The mission of the German American Heritage Center is to preserve and enrich for present and future generations knowledge of the German immigrant experience and its impact on the American culture.
Our focus is cultural programs and immigrant contributions. We reach out to other cultural groups and demonstrate the contributions made by immigrants from many countries and from varied backgrounds to the ethnic palette which is the United States.
In the mid-to-late 1800s millions of German citizens left their homeland and settled as immigrants in the United States. The 1900 U.S. Census documented that over half the citizens in Iowa, Nebraska, Wisconsin, Minnesota, North Dakota and South Dakota were German immigrants or their descendants. Scott County, where the first passenger railroad crossed the Mississippi River, was the entry point for many immigrants to the upper Midwest region and points west. In 1900, Joseph Eiboeck, a veteran German newspaperman, described Davenport as, “the most German city, not only in the State, but in all the Middle West, the center of all German activities in the State.”

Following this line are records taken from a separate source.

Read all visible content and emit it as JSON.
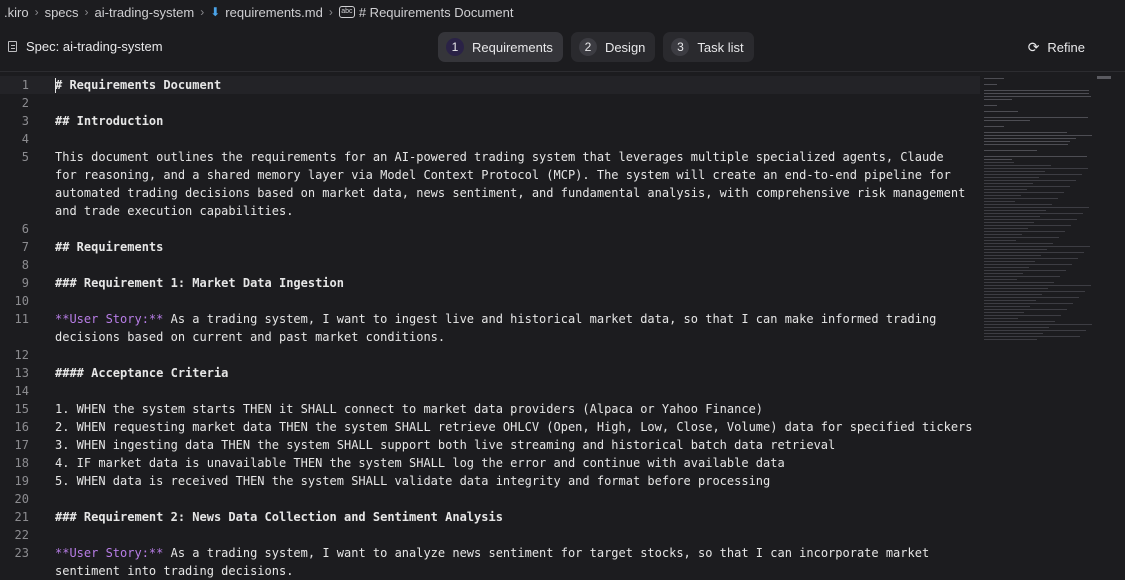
{
  "breadcrumb": {
    "items": [
      ".kiro",
      "specs",
      "ai-trading-system",
      "requirements.md",
      "# Requirements Document"
    ],
    "file_icon": "markdown-icon",
    "symbol_icon": "abc-symbol-icon"
  },
  "toolbar": {
    "spec_title": "Spec: ai-trading-system",
    "tabs": [
      {
        "num": "1",
        "label": "Requirements"
      },
      {
        "num": "2",
        "label": "Design"
      },
      {
        "num": "3",
        "label": "Task list"
      }
    ],
    "refine_label": "Refine"
  },
  "editor": {
    "lines": [
      {
        "n": "1",
        "text": "# Requirements Document"
      },
      {
        "n": "2",
        "text": ""
      },
      {
        "n": "3",
        "text": "## Introduction"
      },
      {
        "n": "4",
        "text": ""
      },
      {
        "n": "5",
        "text": "This document outlines the requirements for an AI-powered trading system that leverages multiple specialized agents, Claude"
      },
      {
        "n": "",
        "text": "for reasoning, and a shared memory layer via Model Context Protocol (MCP). The system will create an end-to-end pipeline for"
      },
      {
        "n": "",
        "text": "automated trading decisions based on market data, news sentiment, and fundamental analysis, with comprehensive risk management"
      },
      {
        "n": "",
        "text": "and trade execution capabilities."
      },
      {
        "n": "6",
        "text": ""
      },
      {
        "n": "7",
        "text": "## Requirements"
      },
      {
        "n": "8",
        "text": ""
      },
      {
        "n": "9",
        "text": "### Requirement 1: Market Data Ingestion"
      },
      {
        "n": "10",
        "text": ""
      },
      {
        "n": "11",
        "prefix": "**User Story:**",
        "text": " As a trading system, I want to ingest live and historical market data, so that I can make informed trading"
      },
      {
        "n": "",
        "text": "decisions based on current and past market conditions."
      },
      {
        "n": "12",
        "text": ""
      },
      {
        "n": "13",
        "text": "#### Acceptance Criteria"
      },
      {
        "n": "14",
        "text": ""
      },
      {
        "n": "15",
        "text": "1. WHEN the system starts THEN it SHALL connect to market data providers (Alpaca or Yahoo Finance)"
      },
      {
        "n": "16",
        "text": "2. WHEN requesting market data THEN the system SHALL retrieve OHLCV (Open, High, Low, Close, Volume) data for specified tickers"
      },
      {
        "n": "17",
        "text": "3. WHEN ingesting data THEN the system SHALL support both live streaming and historical batch data retrieval"
      },
      {
        "n": "18",
        "text": "4. IF market data is unavailable THEN the system SHALL log the error and continue with available data"
      },
      {
        "n": "19",
        "text": "5. WHEN data is received THEN the system SHALL validate data integrity and format before processing"
      },
      {
        "n": "20",
        "text": ""
      },
      {
        "n": "21",
        "text": "### Requirement 2: News Data Collection and Sentiment Analysis"
      },
      {
        "n": "22",
        "text": ""
      },
      {
        "n": "23",
        "prefix": "**User Story:**",
        "text": " As a trading system, I want to analyze news sentiment for target stocks, so that I can incorporate market"
      },
      {
        "n": "",
        "text": "sentiment into trading decisions."
      }
    ]
  }
}
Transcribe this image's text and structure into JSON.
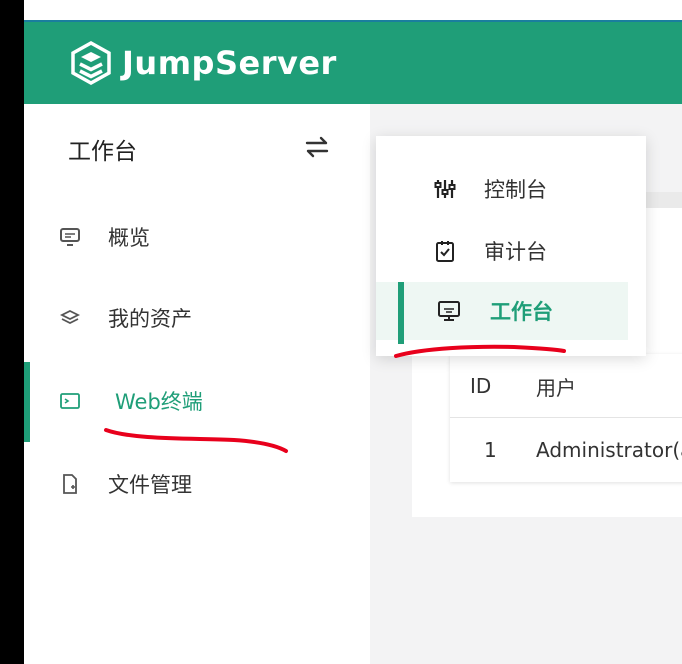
{
  "app": {
    "brand": "JumpServer",
    "accent_color": "#1f9e78",
    "logo_icon": "layers-logo-icon"
  },
  "sidebar": {
    "title": "工作台",
    "switch_icon": "swap-arrows-icon",
    "items": [
      {
        "label": "概览",
        "icon": "monitor-icon",
        "active": false
      },
      {
        "label": "我的资产",
        "icon": "layers-icon",
        "active": false
      },
      {
        "label": "Web终端",
        "icon": "terminal-icon",
        "active": true
      },
      {
        "label": "文件管理",
        "icon": "file-icon",
        "active": false
      }
    ]
  },
  "view_switcher": {
    "items": [
      {
        "label": "控制台",
        "icon": "sliders-icon",
        "active": false
      },
      {
        "label": "审计台",
        "icon": "clipboard-check-icon",
        "active": false
      },
      {
        "label": "工作台",
        "icon": "desktop-icon",
        "active": true
      }
    ]
  },
  "table": {
    "columns": [
      "ID",
      "用户"
    ],
    "rows": [
      [
        "1",
        "Administrator(a"
      ]
    ]
  },
  "annotation_color": "#e8001c"
}
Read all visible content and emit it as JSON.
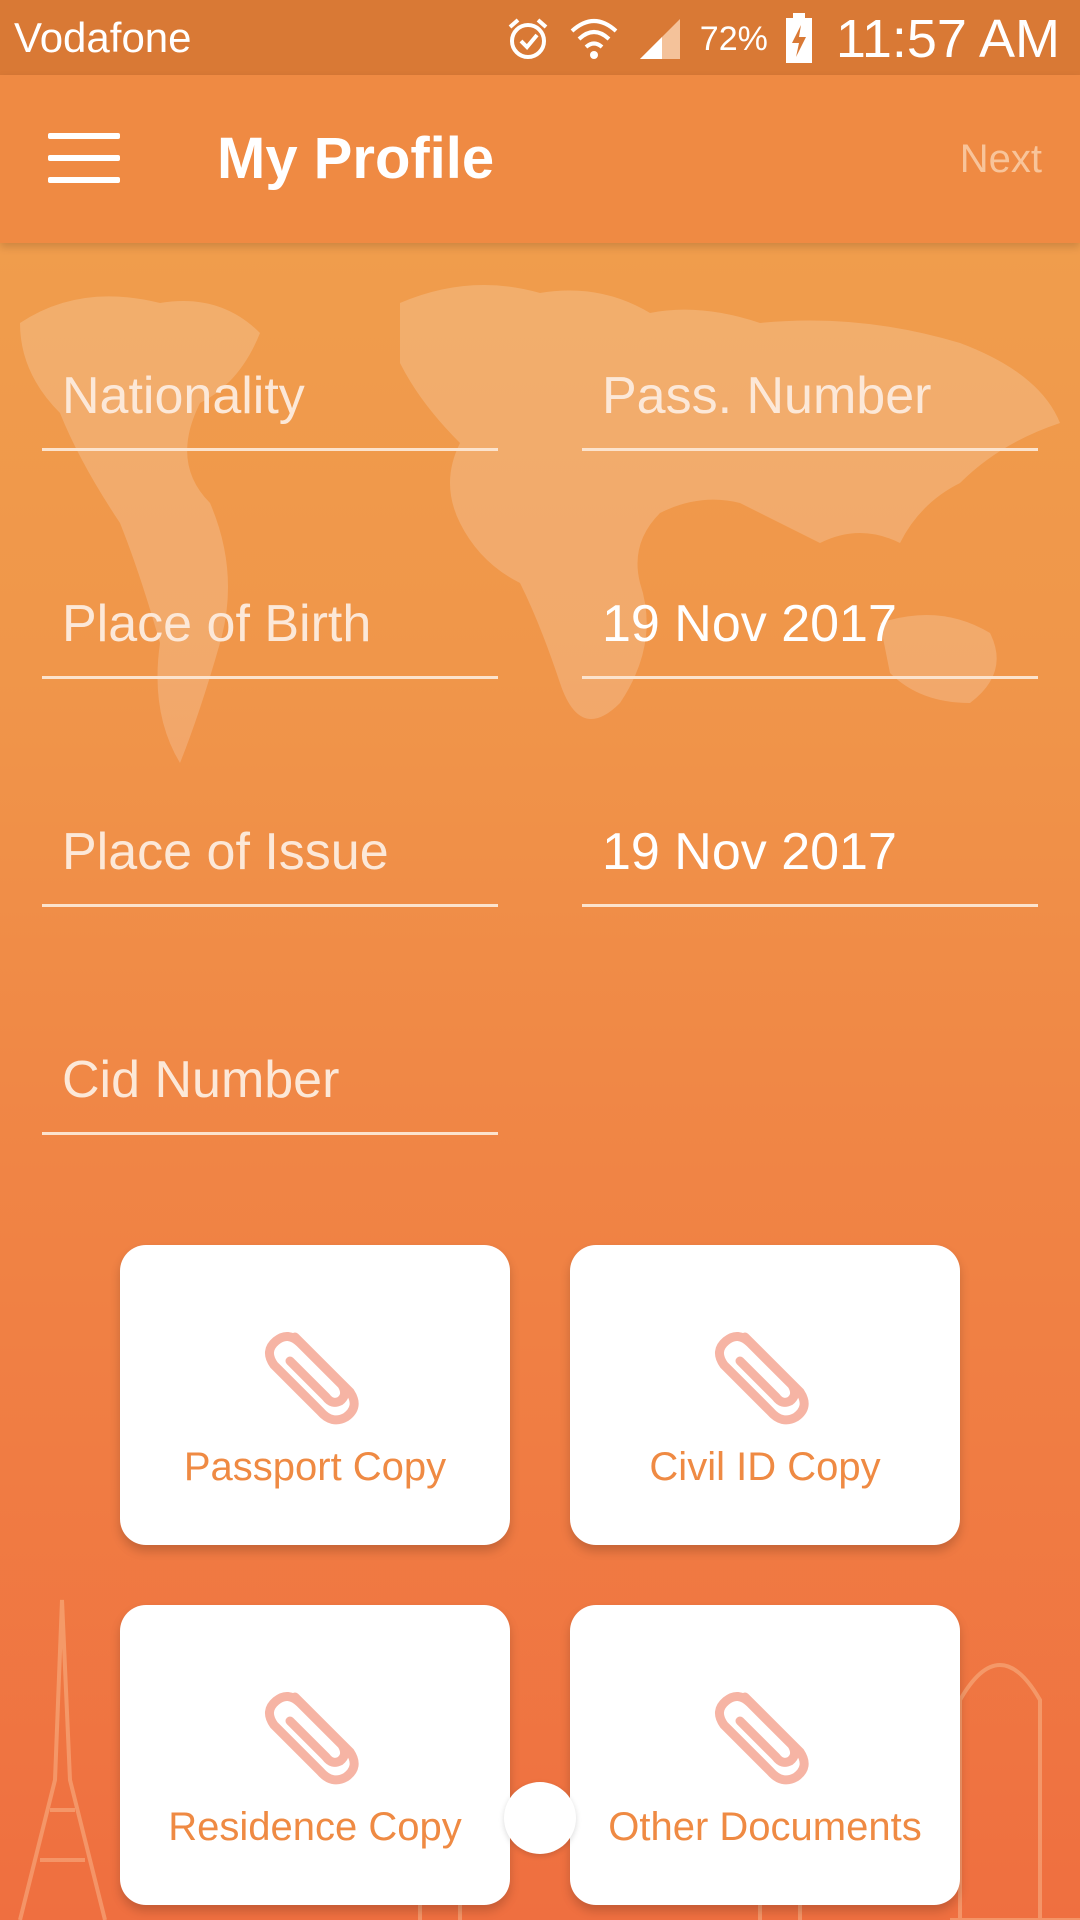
{
  "status_bar": {
    "carrier": "Vodafone",
    "battery": "72%",
    "time": "11:57 AM"
  },
  "app_bar": {
    "title": "My Profile",
    "next_label": "Next"
  },
  "form": {
    "nationality": "Nationality",
    "passport_number": "Pass. Number",
    "place_of_birth": "Place of Birth",
    "date_of_birth": "19 Nov 2017",
    "place_of_issue": "Place of Issue",
    "date_of_issue": "19 Nov 2017",
    "cid_number": "Cid Number"
  },
  "documents": {
    "passport": "Passport Copy",
    "civil_id": "Civil ID Copy",
    "residence": "Residence Copy",
    "other": "Other Documents"
  },
  "colors": {
    "accent": "#ef8a43",
    "status_bar": "#d97935",
    "icon_tint": "#f6b4a4"
  },
  "icons": [
    "menu-icon",
    "alarm-icon",
    "wifi-icon",
    "signal-icon",
    "battery-charging-icon",
    "paperclip-icon"
  ]
}
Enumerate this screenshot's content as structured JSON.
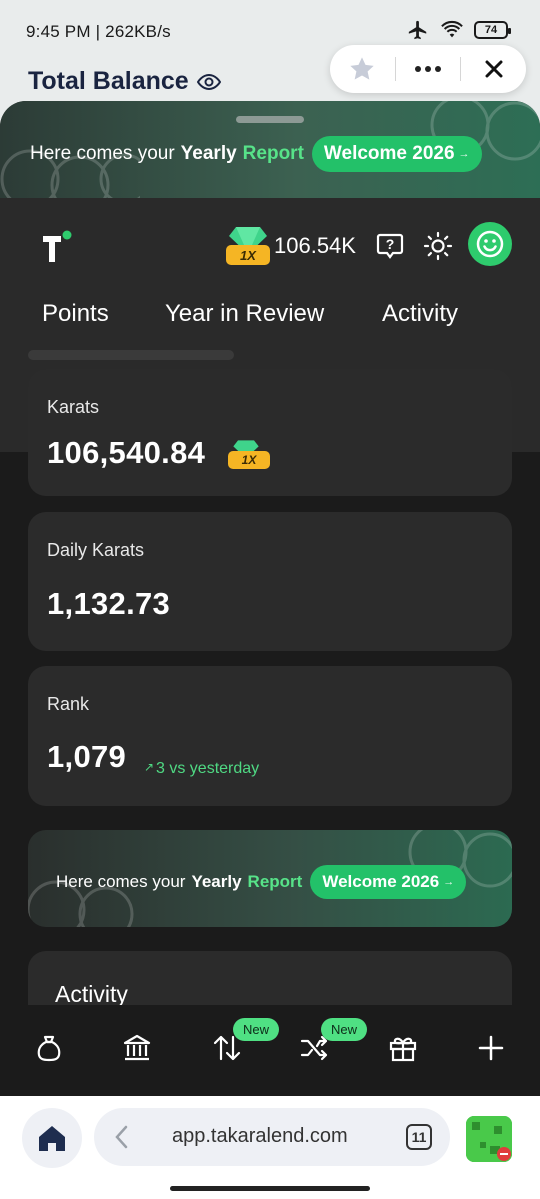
{
  "status_bar": {
    "time_speed": "9:45 PM | 262KB/s",
    "battery": "74",
    "icons": [
      "airplane-icon",
      "wifi-icon",
      "battery-icon"
    ]
  },
  "background_page": {
    "title": "Total Balance"
  },
  "promo": {
    "prefix": "Here comes your",
    "yearly": "Yearly",
    "report": "Report",
    "button": "Welcome 2026",
    "arrow": "→"
  },
  "header": {
    "multiplier": "1X",
    "balance": "106.54K"
  },
  "tabs": [
    {
      "label": "Points"
    },
    {
      "label": "Year in Review"
    },
    {
      "label": "Activity"
    }
  ],
  "cards": {
    "karats": {
      "label": "Karats",
      "value": "106,540.84",
      "multiplier": "1X"
    },
    "daily": {
      "label": "Daily Karats",
      "value": "1,132.73"
    },
    "rank": {
      "label": "Rank",
      "value": "1,079",
      "delta_arrow": "↗",
      "delta": "3 vs yesterday"
    }
  },
  "activity": {
    "title": "Activity"
  },
  "bottom_nav": {
    "badge_swap": "New",
    "badge_bridge": "New"
  },
  "browser": {
    "url": "app.takaralend.com",
    "tab_count": "11"
  },
  "colors": {
    "accent_green": "#23c169",
    "badge_gold": "#f5b524",
    "sheet_bg": "#1b1b1b",
    "card_bg": "#2b2b2b"
  }
}
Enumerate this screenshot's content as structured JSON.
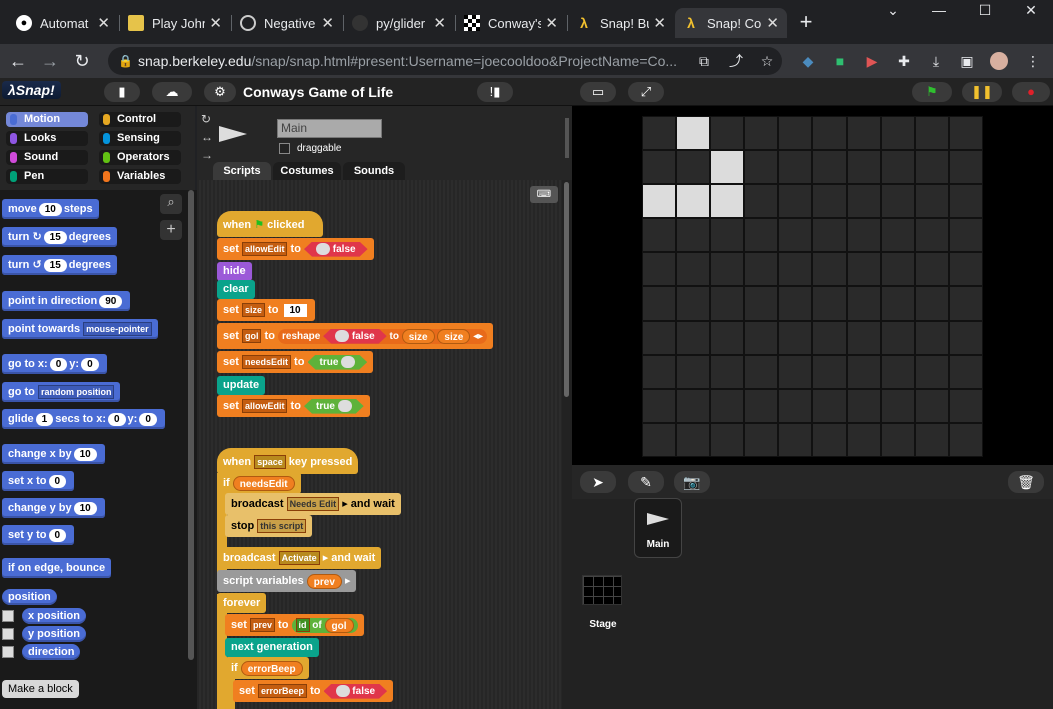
{
  "browser": {
    "tabs": [
      {
        "title": "Automat",
        "icon": "github-icon",
        "active": false
      },
      {
        "title": "Play John",
        "icon": "game-icon",
        "active": false
      },
      {
        "title": "Negative",
        "icon": "openai-icon",
        "active": false
      },
      {
        "title": "py/glider",
        "icon": "github-icon",
        "active": false
      },
      {
        "title": "Conway's",
        "icon": "checker-icon",
        "active": false
      },
      {
        "title": "Snap! Bu",
        "icon": "lambda-icon",
        "active": false
      },
      {
        "title": "Snap! Co",
        "icon": "lambda-icon",
        "active": true
      }
    ],
    "new_tab": "+",
    "url_host": "snap.berkeley.edu",
    "url_path": "/snap/snap.html#present:Username=joecooldoo&ProjectName=Co..."
  },
  "snap": {
    "logo": "λSnap!",
    "project_title": "Conways Game of Life",
    "categories": [
      {
        "label": "Motion",
        "color": "#4a6cd4",
        "selected": true
      },
      {
        "label": "Control",
        "color": "#e6a822"
      },
      {
        "label": "Looks",
        "color": "#8f56e3"
      },
      {
        "label": "Sensing",
        "color": "#0494dc"
      },
      {
        "label": "Sound",
        "color": "#cf4ad9"
      },
      {
        "label": "Operators",
        "color": "#62c213"
      },
      {
        "label": "Pen",
        "color": "#00a178"
      },
      {
        "label": "Variables",
        "color": "#f3761d"
      }
    ],
    "palette": {
      "move": {
        "a": "move",
        "n": "10",
        "b": "steps"
      },
      "turn_cw": {
        "a": "turn",
        "n": "15",
        "b": "degrees"
      },
      "turn_ccw": {
        "a": "turn",
        "n": "15",
        "b": "degrees"
      },
      "point_dir": {
        "a": "point in direction",
        "n": "90"
      },
      "point_towards": {
        "a": "point towards",
        "d": "mouse-pointer"
      },
      "goto_xy": {
        "a": "go to x:",
        "x": "0",
        "b": "y:",
        "y": "0"
      },
      "goto": {
        "a": "go to",
        "d": "random position"
      },
      "glide": {
        "a": "glide",
        "n": "1",
        "b": "secs to x:",
        "x": "0",
        "c": "y:",
        "y": "0"
      },
      "change_x": {
        "a": "change x by",
        "n": "10"
      },
      "set_x": {
        "a": "set x to",
        "n": "0"
      },
      "change_y": {
        "a": "change y by",
        "n": "10"
      },
      "set_y": {
        "a": "set y to",
        "n": "0"
      },
      "bounce": "if on edge, bounce",
      "position": "position",
      "x_position": "x position",
      "y_position": "y position",
      "direction": "direction",
      "make_block": "Make a block"
    },
    "sprite": {
      "name": "Main",
      "draggable": "draggable"
    },
    "sprite_tabs": [
      "Scripts",
      "Costumes",
      "Sounds"
    ],
    "script1": {
      "when": "when",
      "clicked": "clicked",
      "set": "set",
      "to": "to",
      "false": "false",
      "true": "true",
      "allowEdit": "allowEdit",
      "hide": "hide",
      "clear": "clear",
      "size": "size",
      "ten": "10",
      "gol": "gol",
      "reshape": "reshape",
      "needsEdit": "needsEdit",
      "update": "update"
    },
    "script2": {
      "when": "when",
      "key": "space",
      "pressed": "key pressed",
      "if": "if",
      "needsEdit": "needsEdit",
      "broadcast": "broadcast",
      "needs_edit_msg": "Needs Edit",
      "and_wait": "and wait",
      "stop": "stop",
      "this_script": "this script",
      "activate": "Activate",
      "script_variables": "script variables",
      "prev": "prev",
      "forever": "forever",
      "set": "set",
      "to": "to",
      "id": "id",
      "of": "of",
      "gol": "gol",
      "next_generation": "next generation",
      "errorBeep": "errorBeep",
      "false": "false"
    },
    "corral": {
      "sprite_label": "Main",
      "stage_label": "Stage"
    }
  },
  "stage_grid": {
    "rows": 10,
    "cols": 10,
    "live_cells": [
      [
        0,
        1
      ],
      [
        1,
        2
      ],
      [
        2,
        0
      ],
      [
        2,
        1
      ],
      [
        2,
        2
      ]
    ]
  }
}
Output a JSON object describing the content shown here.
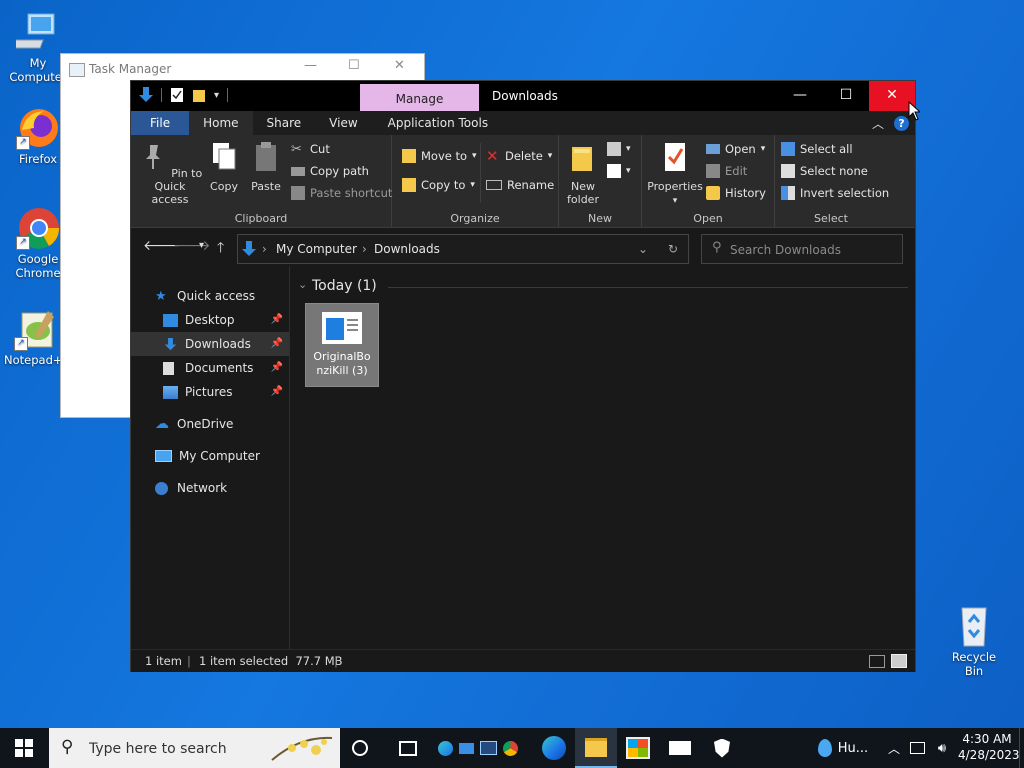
{
  "desktop": {
    "icons": [
      {
        "label": "My Computer"
      },
      {
        "label": "Firefox"
      },
      {
        "label": "Google Chrome"
      },
      {
        "label": "Notepad++"
      },
      {
        "label": "Recycle Bin"
      }
    ]
  },
  "taskmanager": {
    "title": "Task Manager"
  },
  "explorer": {
    "title": "Downloads",
    "context_tab": "Manage",
    "ribbon_tabs": [
      "File",
      "Home",
      "Share",
      "View",
      "Application Tools"
    ],
    "active_tab": "Home",
    "clipboard": {
      "pin": "Pin to Quick access",
      "copy": "Copy",
      "paste": "Paste",
      "cut": "Cut",
      "copy_path": "Copy path",
      "paste_shortcut": "Paste shortcut",
      "label": "Clipboard"
    },
    "organize": {
      "move_to": "Move to",
      "copy_to": "Copy to",
      "delete": "Delete",
      "rename": "Rename",
      "label": "Organize"
    },
    "new_group": {
      "new_folder": "New folder",
      "label": "New"
    },
    "open_group": {
      "properties": "Properties",
      "open": "Open",
      "edit": "Edit",
      "history": "History",
      "label": "Open"
    },
    "select_group": {
      "select_all": "Select all",
      "select_none": "Select none",
      "invert": "Invert selection",
      "label": "Select"
    },
    "address": {
      "crumbs": [
        "My Computer",
        "Downloads"
      ]
    },
    "search": {
      "placeholder": "Search Downloads"
    },
    "nav": {
      "quick_access": "Quick access",
      "desktop": "Desktop",
      "downloads": "Downloads",
      "documents": "Documents",
      "pictures": "Pictures",
      "onedrive": "OneDrive",
      "my_computer": "My Computer",
      "network": "Network"
    },
    "content": {
      "group_header": "Today (1)",
      "file_name_line1": "OriginalBo",
      "file_name_line2": "nziKill (3)"
    },
    "status": {
      "items": "1 item",
      "selected": "1 item selected  77.7 MB"
    }
  },
  "taskbar": {
    "search_placeholder": "Type here to search",
    "weather": "Hu...",
    "time": "4:30 AM",
    "date": "4/28/2023"
  },
  "colors": {
    "accent": "#2b5797",
    "close": "#e81123",
    "manage_tab": "#e5b6e8",
    "desktop": "#1170d8"
  }
}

Founded on August 1, 1994 as a private, not-for-profit organization, the German American Heritage Center (GAHC) seeks to preserve the heritage of our German speaking ancestors for present and future generations and to enrich our knowledge of the German immigrant experience.
Today GAHC, a National Historic Site, has evolved a museum that includes a large permanent exhibit and two rotating special exhibits. Within the permanent exhibit, visitors enjoy an orientation theater, six education stations, and two restored hotel rooms. Visitors enjoy an interactive experience as you learn about immigrants’ journey by sea, train and foot, to their final destination at the German American Heritage Center building, which was originally a very busy hotel for thousands of immigrants in the 1860s. One of the highlights in the exhibit is called “Step into my Shoes.” Visitors will find footprints of a child, woman, and man at this section. They can step on any set of the footprints, which then triggers the corresponding character to appear before them on a screen and talk about their personal experience as an immigrant. Throughout this exhibition and the two rotating temporary exhibitions, visitors enjoy exploring many artifacts on display. The museum also provides educational programs, workshops, and classes relating to the German American experience and culture; assists in the coordination of festivals to foster an understanding of German American heritage; provides for cultural exchange through genealogy workshops and production of cultural presentations to the public; and partners with other heritage groups on programs, exhibits, and events.
The GAHC building was built in the 1860s, and was originally the Standard Hotel where thousands of German immigrants stayed in the 1800s when they arrived in the area. The building was purchased in 1995, partially restored in 1999, and reopened to the public in May, 2000. In October 2009, GAHC debuted a newly expanded space including a new large interactive permanent exhibit called the “German Immigrant Experience,” two traveling exhibit spaces, and large program facilities. GAHC offers several new programs based on the new permanent exhibit and two new temporary exhibit spaces.
The German immigrant experience is an integral part of the history and fabric of life in Iowa, in the region and in the nation. The German American Heritage Center (GAHC) was formed in 1994 to document and celebrate this heritage.
The Germania House was among the earliest of many “Gast Haus” buildings in the area. This structure is the last remaining immigrant hotel of that period in the region and is on the National Register of Historic Places. The GAHC saved the building from deterioration and potential demolition by raising $1.3 million to restore the exterior of the building and to restore the first and second floors of the four story building for use as a historical center. That work to save this historic treasure and to utilize it as the German American Heritage Center was completed in 2004.
For its collection, the German American Heritage Center and Museum considers gifts of objects and archives materials related to German and German-American culture or history, including:
- Objects brought by German immigrants, preferably before 1920.
- Objects made or used by German immigrants in the United States.
- Other objects made or used in the United States which represent the German-American experience.
- Photographs related to German-American history and experience.
- Archival material related directly to the history and operation of German American Heritage Center and Museum.
Unfortunately due to limited space capacity we are very selective when accepting donations. We are unable to accept any books or bibles at this time.